But these efforts require surveillance, are done in secrecy, and could cause potential violations of our rights that have significant negative consequences. Many private businesses would be reluctant to even cooperate with government agencies because of potential suspicion that information would be used against them in future.

Secrecy, obfuscation and ‘zero days’

The use of cyberspace by nation states to attack other countries is, it’s fair to say, one of the most unfortunate and challenging developments of the last few years. It can only lead to more secrecy, more obfuscation and even less trust.

One example of such actions is vividly on display in the domain of software vulnerabilities.

Many of the sophisticated attacks and data breaches highlighted above exploit so-called zero-day vulnerabilities.

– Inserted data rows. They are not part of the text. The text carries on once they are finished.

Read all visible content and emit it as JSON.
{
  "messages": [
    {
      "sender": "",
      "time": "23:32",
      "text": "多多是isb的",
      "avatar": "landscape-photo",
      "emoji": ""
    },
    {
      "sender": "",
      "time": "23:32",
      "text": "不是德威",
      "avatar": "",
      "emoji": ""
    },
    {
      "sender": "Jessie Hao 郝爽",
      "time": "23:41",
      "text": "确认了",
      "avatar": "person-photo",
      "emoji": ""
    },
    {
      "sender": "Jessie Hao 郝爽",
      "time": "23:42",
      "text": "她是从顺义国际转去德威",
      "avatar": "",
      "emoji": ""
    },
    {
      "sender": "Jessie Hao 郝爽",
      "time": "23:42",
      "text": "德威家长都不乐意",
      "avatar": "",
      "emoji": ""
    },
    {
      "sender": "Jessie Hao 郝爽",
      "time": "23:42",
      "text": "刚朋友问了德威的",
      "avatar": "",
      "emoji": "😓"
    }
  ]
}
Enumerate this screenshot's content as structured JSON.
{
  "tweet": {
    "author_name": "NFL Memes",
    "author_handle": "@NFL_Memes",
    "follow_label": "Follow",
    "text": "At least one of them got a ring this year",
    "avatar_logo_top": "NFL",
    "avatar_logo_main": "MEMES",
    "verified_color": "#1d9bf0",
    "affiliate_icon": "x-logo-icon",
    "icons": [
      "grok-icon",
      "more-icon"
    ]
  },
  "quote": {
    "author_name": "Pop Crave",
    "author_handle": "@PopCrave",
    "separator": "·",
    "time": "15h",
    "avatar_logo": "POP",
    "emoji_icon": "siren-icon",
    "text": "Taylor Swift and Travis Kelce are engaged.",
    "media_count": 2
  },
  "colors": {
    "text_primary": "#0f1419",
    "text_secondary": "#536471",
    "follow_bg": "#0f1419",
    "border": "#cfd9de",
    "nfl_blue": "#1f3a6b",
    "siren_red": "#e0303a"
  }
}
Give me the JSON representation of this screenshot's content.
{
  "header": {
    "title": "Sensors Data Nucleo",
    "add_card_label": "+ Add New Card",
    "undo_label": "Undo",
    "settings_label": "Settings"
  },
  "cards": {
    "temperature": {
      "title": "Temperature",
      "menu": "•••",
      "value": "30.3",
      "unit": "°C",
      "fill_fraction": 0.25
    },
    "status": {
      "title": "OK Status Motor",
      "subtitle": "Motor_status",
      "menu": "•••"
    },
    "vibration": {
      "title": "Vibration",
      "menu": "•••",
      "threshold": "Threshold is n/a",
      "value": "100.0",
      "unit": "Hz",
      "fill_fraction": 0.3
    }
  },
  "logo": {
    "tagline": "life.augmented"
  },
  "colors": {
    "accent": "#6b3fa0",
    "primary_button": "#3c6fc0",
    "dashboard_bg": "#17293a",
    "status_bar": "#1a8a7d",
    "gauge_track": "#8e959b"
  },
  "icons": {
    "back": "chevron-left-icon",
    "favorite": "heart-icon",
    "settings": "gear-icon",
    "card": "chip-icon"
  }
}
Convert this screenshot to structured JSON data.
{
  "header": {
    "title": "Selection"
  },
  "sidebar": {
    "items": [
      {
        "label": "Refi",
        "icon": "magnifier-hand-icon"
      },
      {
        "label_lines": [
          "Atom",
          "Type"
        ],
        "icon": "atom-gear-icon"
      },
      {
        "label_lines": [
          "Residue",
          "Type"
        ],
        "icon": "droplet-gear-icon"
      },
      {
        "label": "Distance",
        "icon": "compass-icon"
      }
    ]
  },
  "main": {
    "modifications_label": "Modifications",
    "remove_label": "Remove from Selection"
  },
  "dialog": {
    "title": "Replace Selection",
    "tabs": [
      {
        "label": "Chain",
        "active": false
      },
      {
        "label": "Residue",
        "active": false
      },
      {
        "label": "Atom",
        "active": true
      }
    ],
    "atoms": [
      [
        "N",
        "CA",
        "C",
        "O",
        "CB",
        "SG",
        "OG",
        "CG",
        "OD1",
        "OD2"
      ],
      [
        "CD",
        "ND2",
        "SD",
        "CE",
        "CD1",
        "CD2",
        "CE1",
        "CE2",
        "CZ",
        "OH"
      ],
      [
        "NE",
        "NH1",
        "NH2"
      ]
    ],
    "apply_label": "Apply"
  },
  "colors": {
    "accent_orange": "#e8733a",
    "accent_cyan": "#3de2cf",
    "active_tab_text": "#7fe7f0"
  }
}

Zero-day vulnerabilities are flaws in the software products that millions of us use every day that are not widely known, but are being sold by hackers for thousands of dollars or much, much more, depending on their rarity.

All of our popular software has flaws, and most of these flaws are found, reported to software vendors and fixed on a routine basis without causing any significant disruptions.

But many governments, including the US, have started to explicitly pay researchers and hackers for vulnerability information rather than report them to the vendors.

These nations, in turn, use these “unknown” flaws for potential exploitation like the data breaches we see now. The more critical the flaw, the greater the chance that it will never be known until it is exploited in future.

Just the beginning

What was once a transparent and well-understood process has now become secretive and uncertain. And it is easy to see that as long as nations see cyberspace as a way to gain the upper hand, there is no easy way to reverse it. If anything, we can expect more of this in the coming years.

As cybersecurity efforts start overlapping with national security efforts, the private and public efforts to protect data will increasingly blur. And as nations increasingly play offense, we will need stronger efforts to find a balance where intelligence agencies can play an active but transparent role in protecting cyberspace.

Most importantly, we will need to clearly define a framework and parameters under which intelligence agencies can function in cyberspace so that they have our trust.

This is not going to be easy, both given our political environment and the fundamental complexity of this problem. Even if we were to find a balance, it must not be forgotten that as nations increasingly insert themselves into cyberspace, they increase the cost of business for everyone.

Firms have to invest more, and so do the intelligence agencies chasing down unproductive leads. Customers are the ones paying for it either way.